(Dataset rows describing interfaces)
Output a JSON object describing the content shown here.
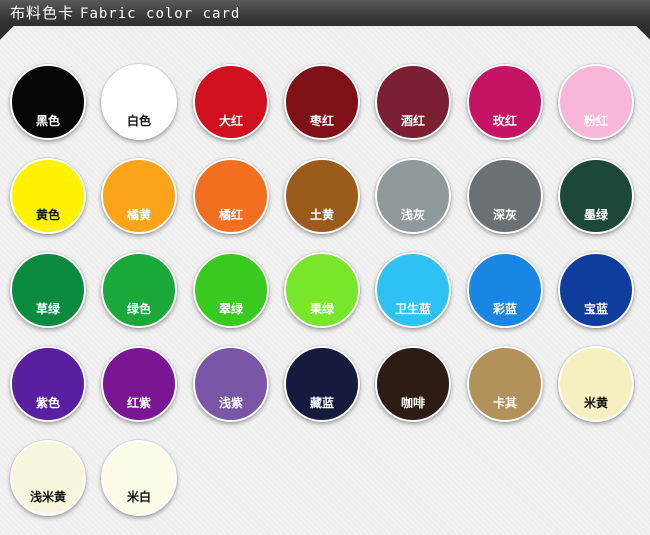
{
  "header": {
    "title_cn": "布料色卡",
    "title_en": "Fabric color card"
  },
  "swatches": [
    {
      "label": "黑色",
      "color": "#050505",
      "text": "#ffffff"
    },
    {
      "label": "白色",
      "color": "#ffffff",
      "text": "#111111"
    },
    {
      "label": "大红",
      "color": "#d0101e",
      "text": "#ffffff"
    },
    {
      "label": "枣红",
      "color": "#7f1018",
      "text": "#ffffff"
    },
    {
      "label": "酒红",
      "color": "#7a2032",
      "text": "#ffffff"
    },
    {
      "label": "玫红",
      "color": "#c51464",
      "text": "#ffffff"
    },
    {
      "label": "粉红",
      "color": "#f8b6d8",
      "text": "#ffffff"
    },
    {
      "label": "黄色",
      "color": "#fef200",
      "text": "#111111"
    },
    {
      "label": "橘黄",
      "color": "#fba319",
      "text": "#ffffff"
    },
    {
      "label": "橘红",
      "color": "#f36f20",
      "text": "#ffffff"
    },
    {
      "label": "土黄",
      "color": "#9a5b1c",
      "text": "#ffffff"
    },
    {
      "label": "浅灰",
      "color": "#8e9a9c",
      "text": "#ffffff"
    },
    {
      "label": "深灰",
      "color": "#6a7073",
      "text": "#ffffff"
    },
    {
      "label": "墨绿",
      "color": "#1c4739",
      "text": "#ffffff"
    },
    {
      "label": "草绿",
      "color": "#0a8a3f",
      "text": "#ffffff"
    },
    {
      "label": "绿色",
      "color": "#1aa83a",
      "text": "#ffffff"
    },
    {
      "label": "翠绿",
      "color": "#3ac91f",
      "text": "#ffffff"
    },
    {
      "label": "果绿",
      "color": "#78e62a",
      "text": "#ffffff"
    },
    {
      "label": "卫生蓝",
      "color": "#2ec2f2",
      "text": "#ffffff"
    },
    {
      "label": "彩蓝",
      "color": "#1a86e4",
      "text": "#ffffff"
    },
    {
      "label": "宝蓝",
      "color": "#0e3d9e",
      "text": "#ffffff"
    },
    {
      "label": "紫色",
      "color": "#5a1ea0",
      "text": "#ffffff"
    },
    {
      "label": "红紫",
      "color": "#7a1694",
      "text": "#ffffff"
    },
    {
      "label": "浅紫",
      "color": "#7a57a6",
      "text": "#ffffff"
    },
    {
      "label": "藏蓝",
      "color": "#151b3e",
      "text": "#ffffff"
    },
    {
      "label": "咖啡",
      "color": "#2c1c14",
      "text": "#ffffff"
    },
    {
      "label": "卡其",
      "color": "#b2915a",
      "text": "#ffffff"
    },
    {
      "label": "米黄",
      "color": "#f6f0c0",
      "text": "#111111"
    },
    {
      "label": "浅米黄",
      "color": "#f7f6dc",
      "text": "#111111"
    },
    {
      "label": "米白",
      "color": "#fbfbe8",
      "text": "#111111"
    }
  ]
}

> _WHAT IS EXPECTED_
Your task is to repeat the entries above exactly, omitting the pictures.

> _RESULT BELOW_
Output a JSON object describing the content shown here.
{
  "header": {
    "title_cn": "布料色卡",
    "title_en": "Fabric color card"
  },
  "swatches": [
    {
      "label": "黑色",
      "color": "#050505",
      "text": "#ffffff"
    },
    {
      "label": "白色",
      "color": "#ffffff",
      "text": "#111111"
    },
    {
      "label": "大红",
      "color": "#d0101e",
      "text": "#ffffff"
    },
    {
      "label": "枣红",
      "color": "#7f1018",
      "text": "#ffffff"
    },
    {
      "label": "酒红",
      "color": "#7a2032",
      "text": "#ffffff"
    },
    {
      "label": "玫红",
      "color": "#c51464",
      "text": "#ffffff"
    },
    {
      "label": "粉红",
      "color": "#f8b6d8",
      "text": "#ffffff"
    },
    {
      "label": "黄色",
      "color": "#fef200",
      "text": "#111111"
    },
    {
      "label": "橘黄",
      "color": "#fba319",
      "text": "#ffffff"
    },
    {
      "label": "橘红",
      "color": "#f36f20",
      "text": "#ffffff"
    },
    {
      "label": "土黄",
      "color": "#9a5b1c",
      "text": "#ffffff"
    },
    {
      "label": "浅灰",
      "color": "#8e9a9c",
      "text": "#ffffff"
    },
    {
      "label": "深灰",
      "color": "#6a7073",
      "text": "#ffffff"
    },
    {
      "label": "墨绿",
      "color": "#1c4739",
      "text": "#ffffff"
    },
    {
      "label": "草绿",
      "color": "#0a8a3f",
      "text": "#ffffff"
    },
    {
      "label": "绿色",
      "color": "#1aa83a",
      "text": "#ffffff"
    },
    {
      "label": "翠绿",
      "color": "#3ac91f",
      "text": "#ffffff"
    },
    {
      "label": "果绿",
      "color": "#78e62a",
      "text": "#ffffff"
    },
    {
      "label": "卫生蓝",
      "color": "#2ec2f2",
      "text": "#ffffff"
    },
    {
      "label": "彩蓝",
      "color": "#1a86e4",
      "text": "#ffffff"
    },
    {
      "label": "宝蓝",
      "color": "#0e3d9e",
      "text": "#ffffff"
    },
    {
      "label": "紫色",
      "color": "#5a1ea0",
      "text": "#ffffff"
    },
    {
      "label": "红紫",
      "color": "#7a1694",
      "text": "#ffffff"
    },
    {
      "label": "浅紫",
      "color": "#7a57a6",
      "text": "#ffffff"
    },
    {
      "label": "藏蓝",
      "color": "#151b3e",
      "text": "#ffffff"
    },
    {
      "label": "咖啡",
      "color": "#2c1c14",
      "text": "#ffffff"
    },
    {
      "label": "卡其",
      "color": "#b2915a",
      "text": "#ffffff"
    },
    {
      "label": "米黄",
      "color": "#f6f0c0",
      "text": "#111111"
    },
    {
      "label": "浅米黄",
      "color": "#f7f6dc",
      "text": "#111111"
    },
    {
      "label": "米白",
      "color": "#fbfbe8",
      "text": "#111111"
    }
  ]
}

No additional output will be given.